In some cases, high school seniors can enter the running by being nominated by a partner organization.

Application Steps

Once you’re invited by the committee or nominated by an appropriate figure, you may begin applying for a spot in the Presidential Scholars program.

You will receive a unique nomination ID number that grants you access to an online portal. You can submit all your materials here or mail them in if you prefer.

You will need to submit various documents, one of which is the Secondary School Report. This document, which is filled out by your school counselor, will inform the committee of your academic record. You will also be required to submit education transcripts, self-assessments, and several essays.

The entire application process will give you a chance to highlight your academic aspirations, leadership initiatives, and community service involvement.

The U.S. Presidential Scholarship Annual Timeline

The invitations are typically sent out to students around mid-to-late-January. For 2021, the invitations were sent out during the week of January 18. The committee will send these invitations via mail or email depending on the information they have on file for each student.

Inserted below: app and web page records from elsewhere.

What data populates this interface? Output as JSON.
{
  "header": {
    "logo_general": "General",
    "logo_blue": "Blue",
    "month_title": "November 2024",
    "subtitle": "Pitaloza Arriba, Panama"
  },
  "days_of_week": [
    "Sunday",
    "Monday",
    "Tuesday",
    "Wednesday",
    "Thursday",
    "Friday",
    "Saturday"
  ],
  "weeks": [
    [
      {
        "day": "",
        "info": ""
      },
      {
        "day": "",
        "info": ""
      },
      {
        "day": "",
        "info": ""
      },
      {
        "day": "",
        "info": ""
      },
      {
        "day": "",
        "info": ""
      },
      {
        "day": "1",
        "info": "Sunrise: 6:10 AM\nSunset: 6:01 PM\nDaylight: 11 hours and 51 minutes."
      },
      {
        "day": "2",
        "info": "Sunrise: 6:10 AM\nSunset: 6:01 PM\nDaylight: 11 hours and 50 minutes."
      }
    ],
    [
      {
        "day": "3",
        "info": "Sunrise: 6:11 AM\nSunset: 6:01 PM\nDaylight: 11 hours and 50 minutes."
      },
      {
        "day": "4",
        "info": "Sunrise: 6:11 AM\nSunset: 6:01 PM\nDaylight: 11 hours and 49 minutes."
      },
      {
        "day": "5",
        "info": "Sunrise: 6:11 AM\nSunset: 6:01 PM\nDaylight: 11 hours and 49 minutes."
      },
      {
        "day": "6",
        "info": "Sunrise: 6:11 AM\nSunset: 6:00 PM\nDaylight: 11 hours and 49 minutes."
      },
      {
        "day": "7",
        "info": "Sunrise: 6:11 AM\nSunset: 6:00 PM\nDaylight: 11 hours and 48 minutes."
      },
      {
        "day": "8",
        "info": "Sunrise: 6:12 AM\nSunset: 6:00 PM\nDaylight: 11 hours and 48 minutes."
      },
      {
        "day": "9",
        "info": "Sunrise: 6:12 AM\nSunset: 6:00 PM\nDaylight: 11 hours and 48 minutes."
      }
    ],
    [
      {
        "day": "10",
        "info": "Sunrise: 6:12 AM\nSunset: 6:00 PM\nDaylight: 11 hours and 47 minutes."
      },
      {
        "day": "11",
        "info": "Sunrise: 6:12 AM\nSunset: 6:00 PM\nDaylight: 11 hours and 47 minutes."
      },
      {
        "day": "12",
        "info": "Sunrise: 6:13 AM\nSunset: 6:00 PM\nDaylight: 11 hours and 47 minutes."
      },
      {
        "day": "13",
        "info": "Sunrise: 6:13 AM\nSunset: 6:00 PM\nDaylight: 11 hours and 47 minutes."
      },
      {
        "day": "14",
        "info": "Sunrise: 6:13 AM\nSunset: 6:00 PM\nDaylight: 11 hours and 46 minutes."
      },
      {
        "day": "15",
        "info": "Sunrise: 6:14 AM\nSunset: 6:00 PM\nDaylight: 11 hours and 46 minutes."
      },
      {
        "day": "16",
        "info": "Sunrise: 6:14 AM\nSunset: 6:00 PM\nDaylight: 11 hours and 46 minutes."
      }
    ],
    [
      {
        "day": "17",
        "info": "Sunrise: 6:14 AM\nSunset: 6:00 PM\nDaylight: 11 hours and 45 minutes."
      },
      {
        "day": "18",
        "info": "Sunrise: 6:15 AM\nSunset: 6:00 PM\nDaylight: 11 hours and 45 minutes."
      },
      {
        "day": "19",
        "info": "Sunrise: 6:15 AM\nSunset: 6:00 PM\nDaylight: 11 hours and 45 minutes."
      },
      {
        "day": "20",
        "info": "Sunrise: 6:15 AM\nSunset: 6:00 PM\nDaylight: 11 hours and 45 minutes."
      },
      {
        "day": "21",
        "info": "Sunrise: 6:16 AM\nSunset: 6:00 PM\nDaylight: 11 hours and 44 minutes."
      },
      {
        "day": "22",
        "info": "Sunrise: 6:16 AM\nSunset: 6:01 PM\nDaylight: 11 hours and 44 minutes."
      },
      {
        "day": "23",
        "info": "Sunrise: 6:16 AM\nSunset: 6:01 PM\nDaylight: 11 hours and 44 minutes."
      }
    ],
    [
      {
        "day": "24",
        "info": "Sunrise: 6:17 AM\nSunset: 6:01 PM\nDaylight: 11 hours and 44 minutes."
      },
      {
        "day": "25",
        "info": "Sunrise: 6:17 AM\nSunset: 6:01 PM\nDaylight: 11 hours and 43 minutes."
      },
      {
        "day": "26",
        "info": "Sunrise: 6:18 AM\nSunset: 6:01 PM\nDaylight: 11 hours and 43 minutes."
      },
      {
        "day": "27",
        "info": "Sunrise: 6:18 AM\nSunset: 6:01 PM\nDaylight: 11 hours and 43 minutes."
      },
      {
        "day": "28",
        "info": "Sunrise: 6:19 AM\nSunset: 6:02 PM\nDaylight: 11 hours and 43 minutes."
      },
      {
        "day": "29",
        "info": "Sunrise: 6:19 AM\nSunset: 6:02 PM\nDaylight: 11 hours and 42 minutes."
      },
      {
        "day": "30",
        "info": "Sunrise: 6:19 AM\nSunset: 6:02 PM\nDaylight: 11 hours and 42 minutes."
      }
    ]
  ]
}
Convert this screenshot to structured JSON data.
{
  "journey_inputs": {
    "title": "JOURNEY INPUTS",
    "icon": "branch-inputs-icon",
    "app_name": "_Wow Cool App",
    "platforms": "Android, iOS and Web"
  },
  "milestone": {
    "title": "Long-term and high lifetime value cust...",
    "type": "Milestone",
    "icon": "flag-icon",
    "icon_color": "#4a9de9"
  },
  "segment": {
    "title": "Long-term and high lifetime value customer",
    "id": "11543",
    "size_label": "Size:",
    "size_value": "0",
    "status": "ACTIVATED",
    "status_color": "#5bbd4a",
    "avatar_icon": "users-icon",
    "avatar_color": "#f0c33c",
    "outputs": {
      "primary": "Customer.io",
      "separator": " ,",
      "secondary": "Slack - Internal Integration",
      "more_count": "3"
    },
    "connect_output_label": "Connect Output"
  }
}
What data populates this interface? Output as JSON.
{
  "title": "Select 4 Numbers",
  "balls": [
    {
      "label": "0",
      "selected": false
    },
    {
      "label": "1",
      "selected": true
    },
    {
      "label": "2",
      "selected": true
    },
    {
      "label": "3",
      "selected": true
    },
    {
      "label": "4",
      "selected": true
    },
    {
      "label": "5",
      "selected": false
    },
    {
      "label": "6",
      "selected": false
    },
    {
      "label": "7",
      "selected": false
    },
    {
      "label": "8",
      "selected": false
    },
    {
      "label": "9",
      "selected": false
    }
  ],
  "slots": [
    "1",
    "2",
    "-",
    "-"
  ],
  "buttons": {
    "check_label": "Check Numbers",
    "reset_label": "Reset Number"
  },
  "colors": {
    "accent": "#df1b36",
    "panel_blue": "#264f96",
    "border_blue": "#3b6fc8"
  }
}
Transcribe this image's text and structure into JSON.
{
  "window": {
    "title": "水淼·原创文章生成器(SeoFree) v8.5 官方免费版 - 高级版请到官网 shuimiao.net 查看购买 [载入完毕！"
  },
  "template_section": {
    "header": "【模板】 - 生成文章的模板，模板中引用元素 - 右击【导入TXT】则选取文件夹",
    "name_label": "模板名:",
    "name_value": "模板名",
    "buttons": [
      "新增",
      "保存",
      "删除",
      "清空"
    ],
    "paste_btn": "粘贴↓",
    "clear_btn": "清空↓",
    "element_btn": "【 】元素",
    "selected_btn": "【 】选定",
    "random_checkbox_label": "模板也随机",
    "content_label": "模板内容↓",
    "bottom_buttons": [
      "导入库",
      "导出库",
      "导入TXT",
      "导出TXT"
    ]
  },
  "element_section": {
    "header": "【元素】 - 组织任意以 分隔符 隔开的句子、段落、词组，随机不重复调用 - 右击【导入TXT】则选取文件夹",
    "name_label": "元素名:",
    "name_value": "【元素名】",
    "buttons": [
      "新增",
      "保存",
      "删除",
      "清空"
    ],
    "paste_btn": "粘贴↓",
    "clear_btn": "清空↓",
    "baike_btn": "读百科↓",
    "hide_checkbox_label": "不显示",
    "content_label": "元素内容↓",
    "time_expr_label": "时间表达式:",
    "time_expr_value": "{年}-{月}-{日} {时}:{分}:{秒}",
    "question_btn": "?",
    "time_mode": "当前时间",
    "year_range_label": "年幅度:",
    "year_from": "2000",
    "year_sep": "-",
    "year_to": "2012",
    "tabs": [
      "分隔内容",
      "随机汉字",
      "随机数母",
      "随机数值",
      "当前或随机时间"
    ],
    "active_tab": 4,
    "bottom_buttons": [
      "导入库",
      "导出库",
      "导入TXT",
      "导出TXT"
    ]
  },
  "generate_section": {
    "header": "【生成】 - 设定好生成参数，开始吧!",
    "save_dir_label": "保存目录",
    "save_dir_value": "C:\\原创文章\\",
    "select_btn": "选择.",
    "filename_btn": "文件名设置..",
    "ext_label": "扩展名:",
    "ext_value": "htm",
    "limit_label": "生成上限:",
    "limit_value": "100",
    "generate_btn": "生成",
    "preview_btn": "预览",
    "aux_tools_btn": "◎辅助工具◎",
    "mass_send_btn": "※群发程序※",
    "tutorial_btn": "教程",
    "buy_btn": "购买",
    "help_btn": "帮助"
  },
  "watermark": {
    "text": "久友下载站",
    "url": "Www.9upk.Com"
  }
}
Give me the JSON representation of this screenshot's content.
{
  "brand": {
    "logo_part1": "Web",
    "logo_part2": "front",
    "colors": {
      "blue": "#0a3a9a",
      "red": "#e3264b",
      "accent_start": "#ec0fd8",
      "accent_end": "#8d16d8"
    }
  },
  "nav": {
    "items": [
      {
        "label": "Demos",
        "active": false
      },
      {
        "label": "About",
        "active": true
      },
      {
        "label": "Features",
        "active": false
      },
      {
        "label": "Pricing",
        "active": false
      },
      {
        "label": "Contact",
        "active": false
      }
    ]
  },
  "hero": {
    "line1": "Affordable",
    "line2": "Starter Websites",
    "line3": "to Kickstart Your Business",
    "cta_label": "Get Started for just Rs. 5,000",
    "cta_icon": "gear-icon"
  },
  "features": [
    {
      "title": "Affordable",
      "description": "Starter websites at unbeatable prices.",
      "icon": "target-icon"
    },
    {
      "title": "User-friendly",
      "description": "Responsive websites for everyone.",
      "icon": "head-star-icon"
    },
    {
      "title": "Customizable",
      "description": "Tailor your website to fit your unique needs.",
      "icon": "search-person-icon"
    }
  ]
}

Students are expected to submit all application materials by the end of February. The deadline for 2021 was February 24th by 6 p.m. EST.

The committee will announce the semifinalists in the middle of April. There are normally around 500 students announced as semifinalists.

By the first week of May, the committee will announce the final 161 students.

In June, all the winning high school students will meet in Washington, D.C. for the National Recognition Program.

Tips and Strategies to Help You Win the U.S. Presidential Scholarship

Are you feeling apprehensive about sending in your application materials?

Here are some tips and strategies to follow to increase your chances of securing a spot in the program:

Give Yourself Plenty of Time to Assemble Your Materials

As soon as you receive your invitation for this scholarship, start assembling all relevant materials and documents.

Give yourself plenty of time to collect everything you need. Do not wait until the last moment to send everything out.

If you are mailing your materials, we recommend that you use a courier mail service like UPS or FedEx rather than a postal service. A courier service will ensure the timely delivery of all your materials.

Any materials received after the program deadline will not be considered for review. The same goes for incomplete materials.

So, to prevent any complications with your scholarship submission, make sure you send in everything the committee is asking for in a timely manner.

Take the SAT/ACT Again

Not happy with your SAT or ACT results the first time around? Feel free to take these exams as often as you like.

The committee sends out invitations for the General component of the program based on test scores. The higher a student’s scores, the better chances they will have at receiving an invitation to apply for this scholarship.

Before you retake a test, make sure you study which sub-components you hope to do better on. This way, you won’t be thoughtlessly throwing money at exam retakes.

Have Someone Proof-Read Your Essays

The essays you write for this program will give you a chance to showcase your strengths. Don’t allow one or two grammatical mistakes to take away from your chances at winning this scholarship.

Have a trusted teacher, parent, or high school peer read over your essays for grammatical and formatting issues.

Conclusion

At this point, you should feel much more prepared to apply for the U.S. Presidential Scholarship.

For more help with the application process or to explore other award opportunities, don’t hesitate to contact our team at GrantEd! We help students from all types of backgrounds maximize the awards they earn to fund their college careers and enlarge their support systems.